When it comes to multifamily development, San Jose may be the only major city in California that loves building up. The city embraces high-rise multifamily development to help meet its need for more housing.

Silicon Valley’s land supply constraints make high-rise infill development one of the only options for developers. 

To incentivize housing creation, the city wants to waive the inclusionary housing ordinance, reduce park fees and slash construction fees in half.

The Aquino will bring 250 rental units to downtown San Jose.

These fees are making it harder for new development projects to pencil, and the city wants nothing to do with them, Mayor Matt Mahan told Bisnow.

“As a former CEO, I've built a couple of companies and firmly believe that we're better off getting the building in the ground, getting the housing, getting new residents, and organically growing the economy,” Mahan said. “If we do this, then we get the recurring revenue every year, additional property taxes and additional sales taxes, plus all the vibrancy and housing that we need.” 

San Jose needs to provide nearly 70,000 housing units by 2031, the equivalent of 7,775 units per year, according to the state-mandated housing plan.

San Jose’s steady pipeline of tech jobs has piqued the interest of multifamily developers for decades. Jobs created by local tech stalwarts such as Apple and Google, as well as advanced manufacturing companies like Nvidia, are fueling demand for apartments.

According to Marcus & Millichap’s Q2 research report, the professional and tech jobs sector added over 1,000 positions to the local economy in Q1.

Vacancy remained below the national average at 4.6% at the end of Q1, with North San Jose/Milpitas and North Sunnyvale registering the lowest vacancies at around 4% respectively. 

Roughly 7,600 apartment units are under construction, near the all-time high level of construction activity, NAI NorCal reported.

“We have some of the most intense demand for multifamily anywhere on earth in Silicon Valley because we created so many jobs,” said Erik Hayden, founder and Managing Partner of developer Urban Catalyst, which oversees several Opportunity Zone projects.

Google plans to develop 4,000 housing units as part of its new San Jose campus, which has sparked the revitalization of downtown San Jose, Hayden said.

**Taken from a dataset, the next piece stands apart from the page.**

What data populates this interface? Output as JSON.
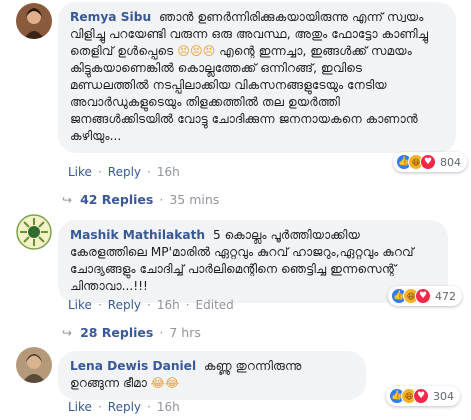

The Mountain View-based tech behemoth announced plans for a massive redevelopment of San Jose's Diridon Station in 2019 but has since run into a number of roadblocks. In February, the company confirmed the project would indeed go forward. 

The project will be part of the largest mass transportation hub on the West Coast, connecting downtown San Jose and the SAP Center to BART and numerous light rail and bus lines. Connecting San Jose directly to BART has been a project decades-long in the making. According to Valley Transit Authority, the project is slated to bring 14M SF of office space, 13,000 housing units and 1M SF of retail and cultural space.

Urban Catalyst is also riding the transit-oriented development train with the development of a 26-story project. The Icon will be a 700-unit tower on Santa Clara street in the central business district with 14-foot floor heights and floor-to-ceiling windows. 

The firm also plans to break ground by year’s end on Aquino at Downtown West, a 250-unit property with a mix of studios, one-, two- and three-bedroom units adjacent to Diridon Station.